[Newsday] PaineWebber Shuts Office Says branch…

Newsday (August 08, 2001)
PaineWebber Shuts Office Says branch in Flushing was not as profitable as expected
By Bryan Virasami

PaineWebber, one of the country’s leading investment banking firms, recently closed its Flushing branch, a move that surprised many community leaders.
The departure shocked some local officals yesterday who recalled the company’s splashy 1998 arrival in Flushing.
“To say the least I’m concerned because anytime a financial institution has a problem or they close, that’s a problem because it’s a loss of money flow,” said Eugene Kelty, chairman of community Board 7 in Flushing.
PaineWebber spokesman Paul Marrone said yesterday that the 41-60 Main St. branch, with about eight employees, closed because it was not as profitable as expected.
“The firm was not as successful as we anticipated,” Marrone said.
The departure of the office came just as an arbitration complaint alleged three of the firm’s brokers abused the trust of eight Korean-American clients by charging excessive fees and made trades without their knowledge.
The brokers left the firm voluntarily and PaineWebber declined to discuss the case, according to the spokesman.
Fred Fu, president of the Flushing Chinese Business Association, said he realized the firm was gone when the sign came down. “Nobody knew until the sign disappeared,” Fu said yesterday.
Councilwoman Julia Harrison (D-Flushing) said she was shocked to learn the firm was gone and would have tried to keep them if she had known.
“We never heard from them, we didn’t have a chance to keep them,” she said.
In recent years, Flushing has been a major attraction for investment houses, a community with a large Asian population of savers. In some households, savings rates reach about 50 percent of income.
In 1998, the Federal Deposit Insurance Corp. reported that deposits in the Main Street area soared to $4.2 billion, a 44 percent jump from 1994, according to the Wall Street Journal.
John Wong, manager of Wang Investment Associates located above the former UBS PaineWebber’s office, said the office closed only a few weeks ago.
Marrone said the branch closed May 30.
Wong said he is experiencing a slowdown in the economy but he found it hard to understand why it forced out a major firm.
“I’m experiencing slowdown but it’s not that much of a slowdown,” Wong said yesterday.
The allegations against the brokers are part of a pattern of affinity fraud, a growing trend that affects immigrant groups. It involves unscrupulous brokers who prey on investors who share the same ethnic background or other connections, according to the Securities and Exchange Commission.

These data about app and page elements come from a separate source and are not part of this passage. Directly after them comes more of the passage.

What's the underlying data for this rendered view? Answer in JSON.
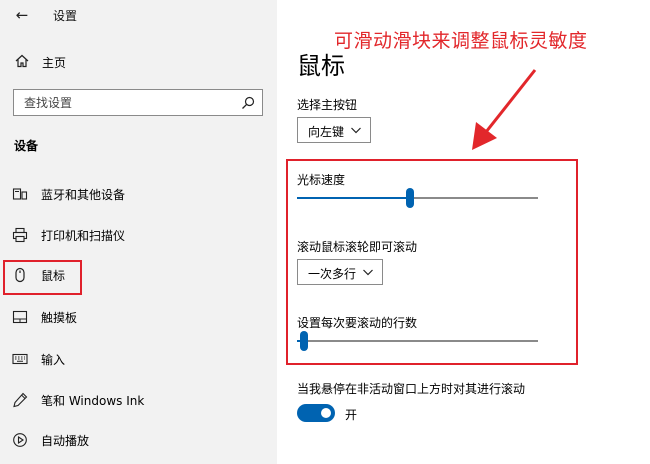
{
  "window": {
    "title": "设置",
    "back_glyph": "←"
  },
  "sidebar": {
    "home_label": "主页",
    "search_placeholder": "查找设置",
    "section_title": "设备",
    "items": [
      {
        "label": "蓝牙和其他设备",
        "icon": "bluetooth-icon"
      },
      {
        "label": "打印机和扫描仪",
        "icon": "printer-icon"
      },
      {
        "label": "鼠标",
        "icon": "mouse-icon",
        "selected": true
      },
      {
        "label": "触摸板",
        "icon": "touchpad-icon"
      },
      {
        "label": "输入",
        "icon": "keyboard-icon"
      },
      {
        "label": "笔和 Windows Ink",
        "icon": "pen-icon"
      },
      {
        "label": "自动播放",
        "icon": "autoplay-icon"
      }
    ]
  },
  "annotation": {
    "text": "可滑动滑块来调整鼠标灵敏度",
    "color": "#e2272b"
  },
  "main": {
    "title": "鼠标",
    "primary_button": {
      "label": "选择主按钮",
      "value": "向左键"
    },
    "cursor_speed": {
      "label": "光标速度",
      "value_fraction": 0.47
    },
    "scroll_setting": {
      "label": "滚动鼠标滚轮即可滚动",
      "value": "一次多行"
    },
    "lines_per_scroll": {
      "label": "设置每次要滚动的行数",
      "value_fraction": 0.03
    },
    "inactive_scroll": {
      "label": "当我悬停在非活动窗口上方时对其进行滚动",
      "state_label": "开",
      "on": true
    }
  },
  "colors": {
    "accent": "#0063b1",
    "highlight": "#e0212b",
    "sidebar_bg": "#f2f2f2"
  }
}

The complaint filed in April by Manhattan attorney Christine Bae on behalf of eight Korean-Americans, alleged the Flushing brokers Joon Ho Chun, James Kwak, Sam Jin and the branch manager Michael Liming Yung, conducted unauthorized trades that racked up high fees. The brokers could not be reached yesterday for comment.
The complaint asks for more than $2 million in losses.